We were enamoured by ‘World’s on Fire’, the debut single from Cornwall-born/London-based singer-songwriter and multi-instrumentalist Lots Holloway. It’s a brilliant piece of electro-pop, with subject matter with a political edge.
Check out the video, here
We spoke to Lots to find out a little more.
Hi Lots, thanks for talking to us – busy week?
You’re more than welcome; it’s nice to speak with you. This week has been very busy, I have my third gig of the week tonight and my seventh meeting of the week tomorrow. Lots of racing around.
Your single seems to have a very topical undertow, how important is it to use your voice to make a statement?
I think it’s important to me and for me to ‘say something’ if I believe what I have to say has some value to it, or if I feel other people may benefit from hearing what I think. What I like about the song is that within all the chaos in the verses, the chorus lyric is a statement of pure togetherness ‘the world’s on fire – I think we’re in trouble’ – if the world was to burn, or to be set alight, through war etc, we are all in trouble, not one nation, not one country, not one group of people – everyone.
Is this the tone we can expect from the album, or do you rock a good love song too?
Oh man, I talk about everything! I write about whatever I am thinking or feeling or moved by – Dreams, time, love, heartbreak, sex, lust, escaping… So yes, I’m totally up for rocking a love tune. In fact, there’s a couple in the pipeline for the next recording session.
I’ve always been a sucker for a great female singer-songwriter. Which other ladies have inspired you to make music?
I am inspired a lot by Kate Bush, I think her attitude towards music is wonderful – outside of any box, disregarding of any traditional rules, and complex yet somehow welcoming. I listen to Amy Winehouse’s records a lot too, I doubt anyone can compare us musically, but I love her honesty and songwriting.
Modern girls though, I’m really into Christine and the Queens and Lorde. They are people who I think are doing great things in this musical climate.
What is the Lots Holloway live experience like?
The Lots Holloway live experience is fun, when I play a show, I want the audience to feel like they weren’t just at a show, but they were a part of the show. I want to have people remember the night as something special.
You recorded the track in Bryan Ferry’s studio. Did you get to work with him?
I didn’t actually work with or speak to him; he was away on tour which is why he let us use the space. But there was something magical about working in his personal space, it was like the inside of his mind. The artwork, the rooms, the studio contained all of his personality and that was special.
You’re originally from Cornwall. Was it a huge culture shock moving from a more laid back place like that to London?
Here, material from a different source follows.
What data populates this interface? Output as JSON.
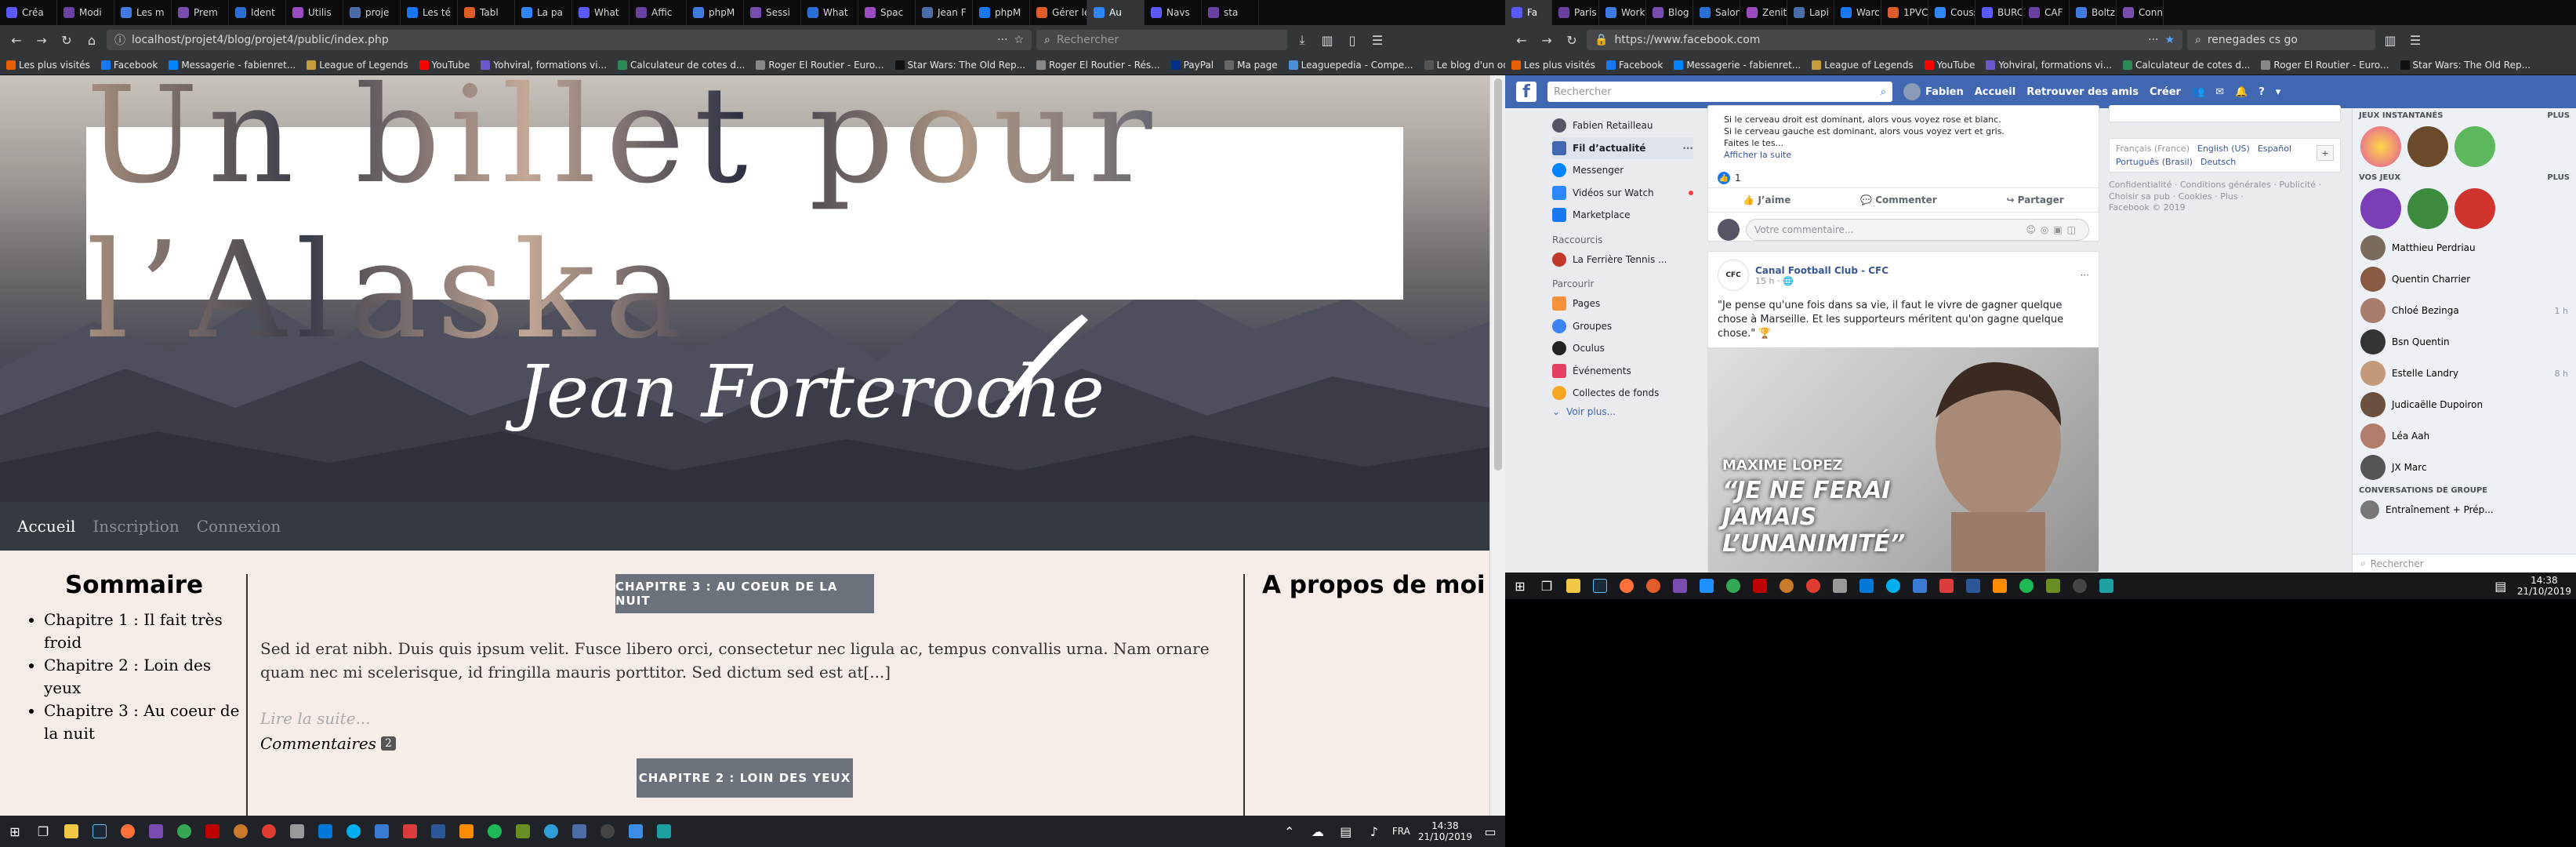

The pace shock was unreal, if anyone has been to Cornwall, they’ll know what I mean. Down there we are so laid back, we are chilled and everything will happen ‘dreckley’ (meaning – at some point in the future, not immediately, but soon). Whereas in London, if it wasn’t done by yesterday it wasn’t done fast enough. But I adjusted to that quickly, I love the fast pace of life in London. I also like the size of London. It’s big and expansive and has lots of hidden magic. I love to explore. I’ve never been afraid of anything bigger than me; I’m infatuated with it.
What were you doing before you made music your living?
First of all, climbing trees, riding my BMX, learning to play instruments, – then for one summer I printed T-Shirts for a local shop in Newquay, Cornwall.
I’ve never had a ‘real job’, and I never want one. I would lose my mind with a wage, a salary, and commitment. I’ve always needed to be free. I moved to London and grinded really hard to get small gigs in pubs and bars, playing acoustic covers to pay rent.
What’s the best thing about being an (alt) pop star?
I’m not sure… I’ll tell you when I am one.
There’s some powerful imagery in the video. How much did you have to do with the concept?
The concept was a collaborative effort between me and the director Kat Kemsley. We both were working on the idea of a video full of news clips and disturbing footage separately, so decided it was a clear winner for the concept. It’s a hard hitting video, with some really challenging images, but they’re all real life events that have happened or that are still happening and just because this is pop culture, I don’t think we can shy away from it.
How many instruments can you play, and what’s next on your list to learn?
I can play drums, piano, guitar, bass and sing, (I can also play xylophone and glockenspiel) – at the minute I am trying to master the harmonica, one day I’d love to be able to play saxophone, and the violin, but I think I’m good for the moment.
What can we find you doing when you’re not writing and singing?
Sleeping, I guess! I spend most of my waking life sat at a piano, or with my guitar, or at my laptop producing and recording songs, playing live gigs, or listening to records with the lights off… But perhaps you’d find me at the bar with my friends when I eventually need a break.
What’s the next thing we can expect to hear from you?
I have just released a video for the supporting track to ‘World’s On Fire’, it’s called ‘Is Anything Real Anymore? (https://www.youtube.com/watch?v=P0b-4xjgBw4) but apart from that I am back in the studio the first week of April recording a further bunch of songs that will be released and gigged through the rest of 2017.
Thanks for talking to us. Any last comments for our readers?
Thank you for having me, and yes – stay cool and listen to my music.